The Cincinnati.com article author invited me to write an op-ed piece or letter to the editor to get the information I gave her into their media, and she promised to keep my contact information for future articles. However, she also refused to make any changes to her article, saying that while she wished she had some of the details and sources I sent her while writing her article, “it would be inappropriate to add them at this point.” She also claimed that “the jury is still out on injury rates [for CrossFit].” Any jury that hears one side present concrete numbers and evidence and the other make unsubstantiated claims should not need to deliberate very long, but for some reason the press often seems to disagree. While I was invited to write an op-ed to “tell all sides of the story,” I would only have to write such a piece because the author failed to do so herself.
As Nicole Carroll covers in her article, CrossFit’s credential system has adapted and evolved over the years based on feedback. Any genuine criticism that seeks to deliver meaningful feedback rather than protect the interests of the entrenched health and fitness establishment needs to acknowledge all the relevant facts. The CrossFit Level 1 Trainer course is accredited by an independent agency just like many other “certified” personal training courses. Many of those accredited courses, although they may take a long time to prepare for, require only independent study from a book or the internet rather than in-person instruction, discussion, and coaching experience. NBC Connecticut and Cincinnati.com weren’t able to conduct balanced investigations of either personal training certifications or CrossFit. They refused to update their pieces even when we confronted them with new information; therefore I’ve corrected the record here.
A trainer who has experience coaching an athlete to keep their spine in a neutral position during a functional movements is more useful than an expert on metabolic processes who may have never coached or been coached.

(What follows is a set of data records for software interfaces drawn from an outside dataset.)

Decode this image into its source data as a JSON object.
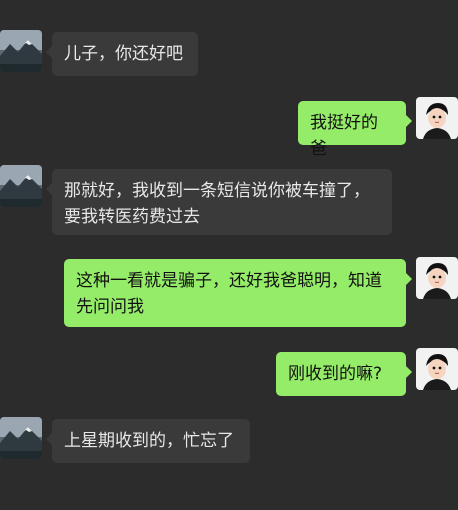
{
  "chat": {
    "messages": [
      {
        "sender": "father",
        "text": "儿子，你还好吧"
      },
      {
        "sender": "son",
        "text": "我挺好的爸"
      },
      {
        "sender": "father",
        "text": "那就好，我收到一条短信说你被车撞了，\n要我转医药费过去"
      },
      {
        "sender": "son",
        "text": "这种一看就是骗子，还好我爸聪明，知道\n先问问我"
      },
      {
        "sender": "son",
        "text": "刚收到的嘛?"
      },
      {
        "sender": "father",
        "text": "上星期收到的，忙忘了"
      }
    ]
  },
  "colors": {
    "background": "#2c2c2c",
    "incoming_bubble": "#3a3a3a",
    "outgoing_bubble": "#95ec69"
  }
}
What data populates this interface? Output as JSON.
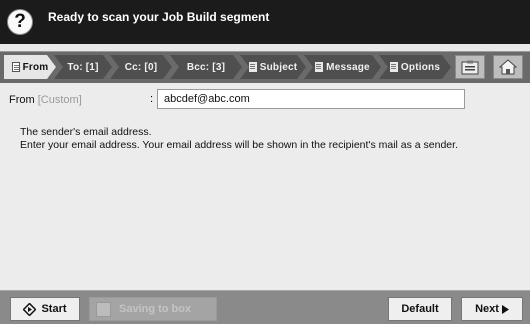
{
  "header": {
    "title": "Ready to scan your Job Build segment",
    "help_icon": "?"
  },
  "tabs": [
    {
      "label": "From",
      "active": true
    },
    {
      "label": "To: [1]"
    },
    {
      "label": "Cc: [0]"
    },
    {
      "label": "Bcc: [3]"
    },
    {
      "label": "Subject"
    },
    {
      "label": "Message"
    },
    {
      "label": "Options"
    }
  ],
  "toolbar_icons": [
    "address-book-icon",
    "home-icon"
  ],
  "form": {
    "from_label": "From",
    "from_qualifier": "[Custom]",
    "colon": ":",
    "from_value": "abcdef@abc.com"
  },
  "description": {
    "line1": "The sender's email address.",
    "line2": "Enter your email address. Your email address will be shown in the recipient's mail as a sender."
  },
  "footer": {
    "start_label": "Start",
    "saving_label": "Saving to box",
    "default_label": "Default",
    "next_label": "Next"
  }
}
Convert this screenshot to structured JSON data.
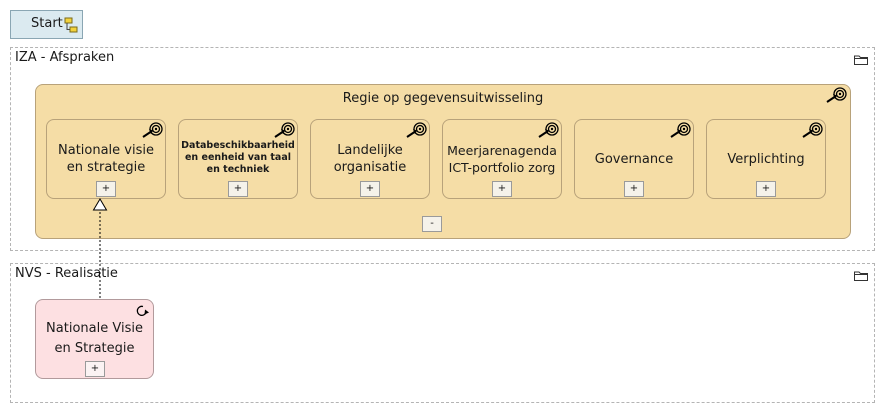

The CrossFit Level 1 Trainer course teaches topics fundamental to training uncommonly well while some NCCA-accredited courses require irrelevant pieces of paper, but not experience.